Problem requirements: Would you return every entry below exactly as written, without its images?
*** Begin section ***
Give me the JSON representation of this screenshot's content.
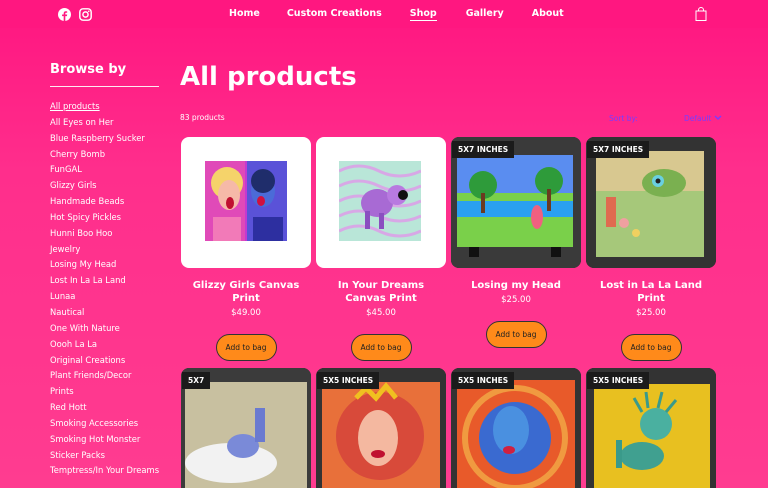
{
  "header": {
    "social": [
      "facebook-icon",
      "instagram-icon"
    ],
    "nav": {
      "home": "Home",
      "custom": "Custom Creations",
      "shop": "Shop",
      "gallery": "Gallery",
      "about": "About"
    }
  },
  "sidebar": {
    "title": "Browse by",
    "items": [
      "All products",
      "All Eyes on Her",
      "Blue Raspberry Sucker",
      "Cherry Bomb",
      "FunGAL",
      "Glizzy Girls",
      "Handmade Beads",
      "Hot Spicy Pickles",
      "Hunni Boo Hoo",
      "Jewelry",
      "Losing My Head",
      "Lost In La La Land",
      "Lunaa",
      "Nautical",
      "One With Nature",
      "Oooh La La",
      "Original Creations",
      "Plant Friends/Decor",
      "Prints",
      "Red Hott",
      "Smoking Accessories",
      "Smoking Hot Monster",
      "Sticker Packs",
      "Temptress/In Your Dreams"
    ]
  },
  "main": {
    "title": "All products",
    "count": "83 products",
    "sort_label": "Sort by:",
    "sort_value": "Default",
    "add_label": "Add to bag"
  },
  "products_row1": [
    {
      "name": "Glizzy Girls Canvas Print",
      "price": "$49.00",
      "badge": ""
    },
    {
      "name": "In Your Dreams Canvas Print",
      "price": "$45.00",
      "badge": ""
    },
    {
      "name": "Losing my Head",
      "price": "$25.00",
      "badge": "5X7 INCHES"
    },
    {
      "name": "Lost in La La Land Print",
      "price": "$25.00",
      "badge": "5X7 INCHES"
    }
  ],
  "products_row2": [
    {
      "badge": "5X7"
    },
    {
      "badge": "5X5 INCHES"
    },
    {
      "badge": "5X5 INCHES"
    },
    {
      "badge": "5X5 INCHES"
    }
  ],
  "colors": {
    "background": "#ff2e8c",
    "button": "#ff8a1a",
    "sort": "#7a3cff"
  }
}
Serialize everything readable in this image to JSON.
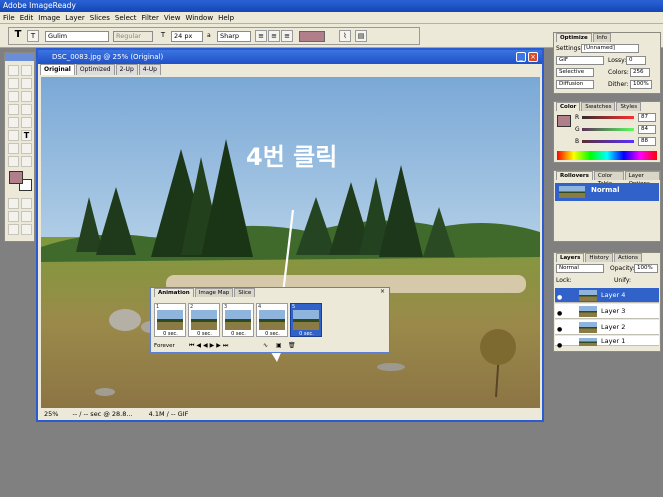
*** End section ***
Answer area:
Give me the JSON representation of this screenshot's content.
{
  "header": {
    "social": [
      "facebook-icon",
      "instagram-icon"
    ],
    "nav": {
      "home": "Home",
      "custom": "Custom Creations",
      "shop": "Shop",
      "gallery": "Gallery",
      "about": "About"
    }
  },
  "sidebar": {
    "title": "Browse by",
    "items": [
      "All products",
      "All Eyes on Her",
      "Blue Raspberry Sucker",
      "Cherry Bomb",
      "FunGAL",
      "Glizzy Girls",
      "Handmade Beads",
      "Hot Spicy Pickles",
      "Hunni Boo Hoo",
      "Jewelry",
      "Losing My Head",
      "Lost In La La Land",
      "Lunaa",
      "Nautical",
      "One With Nature",
      "Oooh La La",
      "Original Creations",
      "Plant Friends/Decor",
      "Prints",
      "Red Hott",
      "Smoking Accessories",
      "Smoking Hot Monster",
      "Sticker Packs",
      "Temptress/In Your Dreams"
    ]
  },
  "main": {
    "title": "All products",
    "count": "83 products",
    "sort_label": "Sort by:",
    "sort_value": "Default",
    "add_label": "Add to bag"
  },
  "products_row1": [
    {
      "name": "Glizzy Girls Canvas Print",
      "price": "$49.00",
      "badge": ""
    },
    {
      "name": "In Your Dreams Canvas Print",
      "price": "$45.00",
      "badge": ""
    },
    {
      "name": "Losing my Head",
      "price": "$25.00",
      "badge": "5X7 INCHES"
    },
    {
      "name": "Lost in La La Land Print",
      "price": "$25.00",
      "badge": "5X7 INCHES"
    }
  ],
  "products_row2": [
    {
      "badge": "5X7"
    },
    {
      "badge": "5X5 INCHES"
    },
    {
      "badge": "5X5 INCHES"
    },
    {
      "badge": "5X5 INCHES"
    }
  ],
  "colors": {
    "background": "#ff2e8c",
    "button": "#ff8a1a",
    "sort": "#7a3cff"
  }
}
Serialize everything readable in this image to JSON.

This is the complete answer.